New Zealand and Australian scientists are about to hunt some of the biggest predators in the icy Southern Ocean – humpback and blue whales.
The NIWA (National Institute of Water and Atmospheric Research) vessel Tangaroa leaves Wellington on Thursday 29 January for Terra Nova Bay in Antarctica.
This is the starting point of a six-week research initiative in the Southern Ocean looking at areas of importance to humpbacks, blue whales and Antarctic toothfish.
The 21 scientists from NIWA, Antarctica New Zealand and the Australian Antarctic Division will first head to the Balleny Islands, about 2000km south of New Zealand, to conduct the humpback whale research before heading east in search of blue whales.
“This trip is particularly exciting because of the challenges of working in the harsh environment of the Southern Ocean,” said Voyage Leader and NIWA Principal Scientist Dr Richard O’Driscoll in a NIWA media release.
“The Balleny Islands are known as a feeding hotspot for humpbacks but little is known about what they eat.”
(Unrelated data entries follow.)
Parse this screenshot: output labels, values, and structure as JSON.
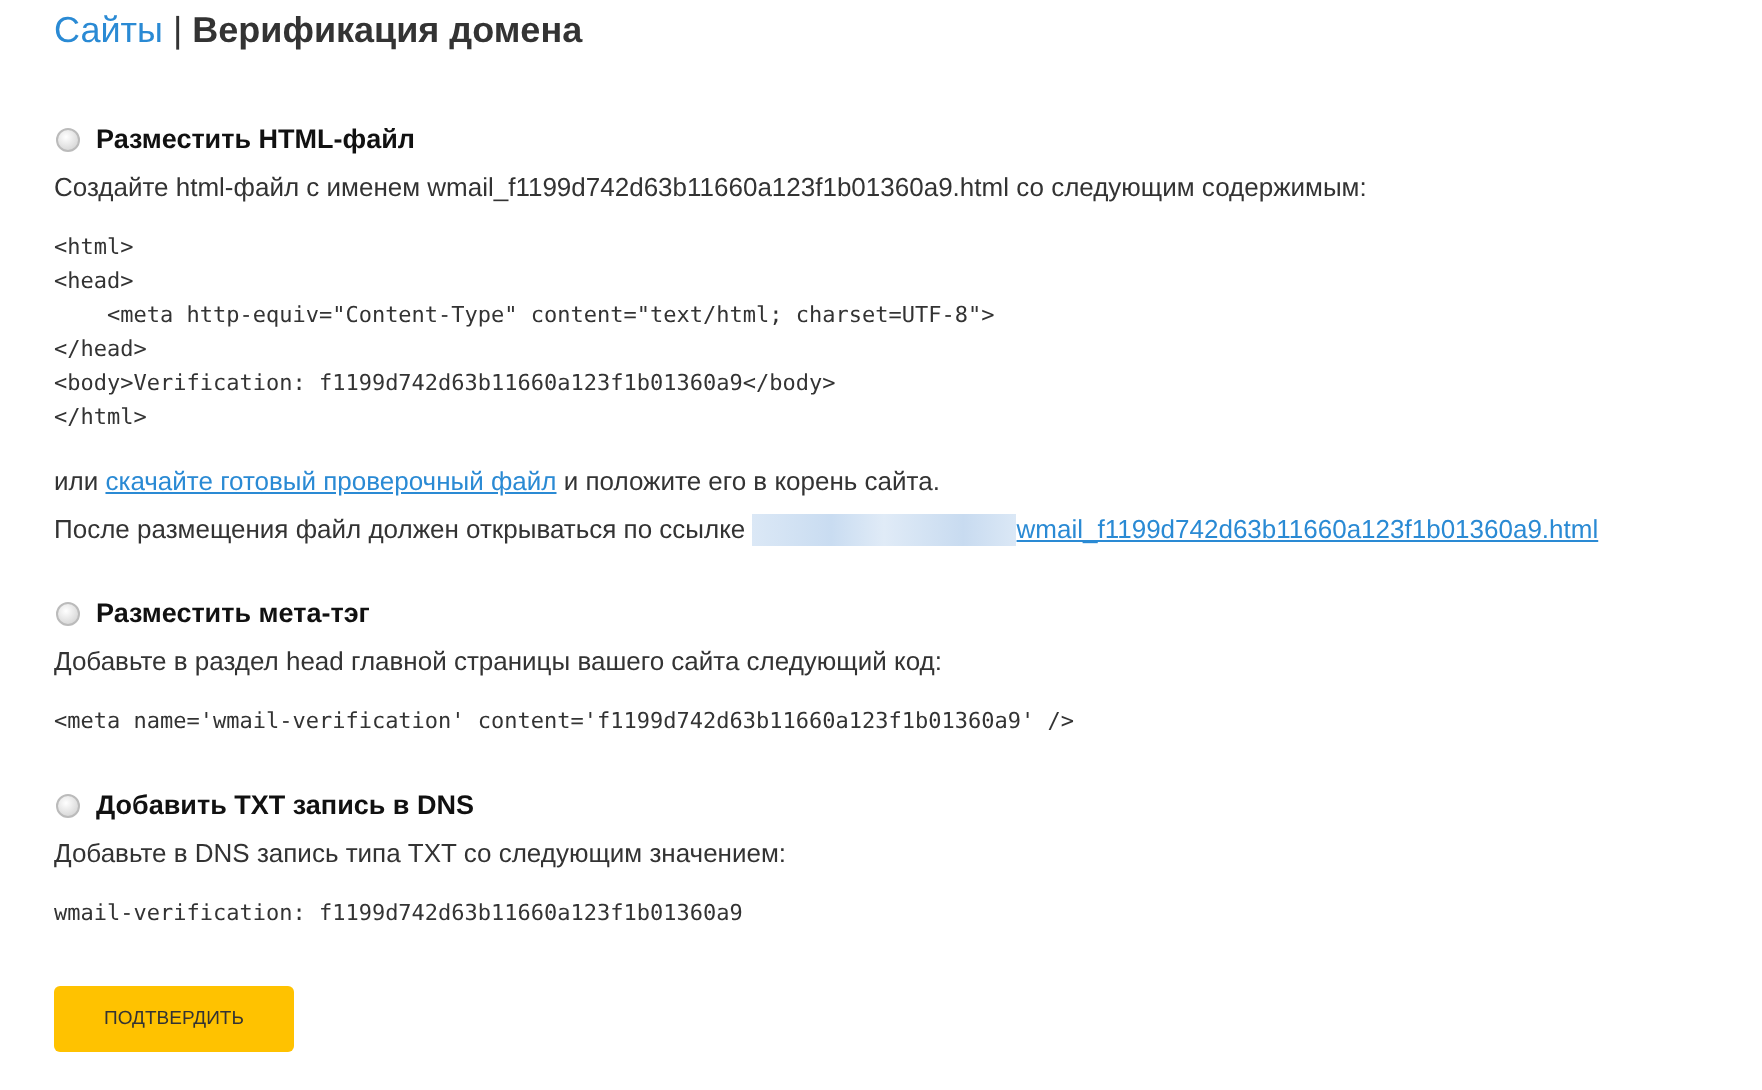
{
  "breadcrumb": {
    "link": "Сайты",
    "separator": "|",
    "title": "Верификация домена"
  },
  "methods": [
    {
      "title": "Разместить HTML-файл",
      "selected": false,
      "description": "Создайте html-файл с именем wmail_f1199d742d63b11660a123f1b01360a9.html со следующим содержимым:",
      "code": [
        "<html>",
        "<head>",
        "    <meta http-equiv=\"Content-Type\" content=\"text/html; charset=UTF-8\">",
        "</head>",
        "<body>Verification: f1199d742d63b11660a123f1b01360a9</body>",
        "</html>"
      ],
      "download": {
        "before": "или",
        "link": "скачайте готовый проверочный файл",
        "after": "и положите его в корень сайта."
      },
      "url_note": {
        "text": "После размещения файл должен открываться по ссылке",
        "link": "wmail_f1199d742d63b11660a123f1b01360a9.html"
      }
    },
    {
      "title": "Разместить мета-тэг",
      "selected": false,
      "description": "Добавьте в раздел head главной страницы вашего сайта следующий код:",
      "code": [
        "<meta name='wmail-verification' content='f1199d742d63b11660a123f1b01360a9' />"
      ]
    },
    {
      "title": "Добавить TXT запись в DNS",
      "selected": false,
      "description": "Добавьте в DNS запись типа TXT со следующим значением:",
      "code": [
        "wmail-verification: f1199d742d63b11660a123f1b01360a9"
      ]
    }
  ],
  "submit_button": "ПОДТВЕРДИТЬ"
}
“Commercial whaling almost wiped out the blue whales, however, there are signs they are now starting to come back,” he explains. “Finding blue whales is a bit like looking for a needle in a haystack, but we have a secret – we’re going to listen for them.”
The scientists will drop ‘sonobuoys’ in the water which will allow them to listen for the whales’ songs and pinpoint where the whale ‘hotspots’ are.
The expedition has been covered in national and global media. Examples include:
Stuff.co.nz: Scientists head for Antarctica on whale research journey
3News: Whales targeted in Tangaroa voyage
TVNZ: Scientists depart for Antarctica on whale research voyage
Radio New Zealand: Scientists off on whale trail
3News: NIWA hopes to discover Southern Ocean secrets
GlobalPost: Scientists to track blue whales using sonobuoys in Antarctica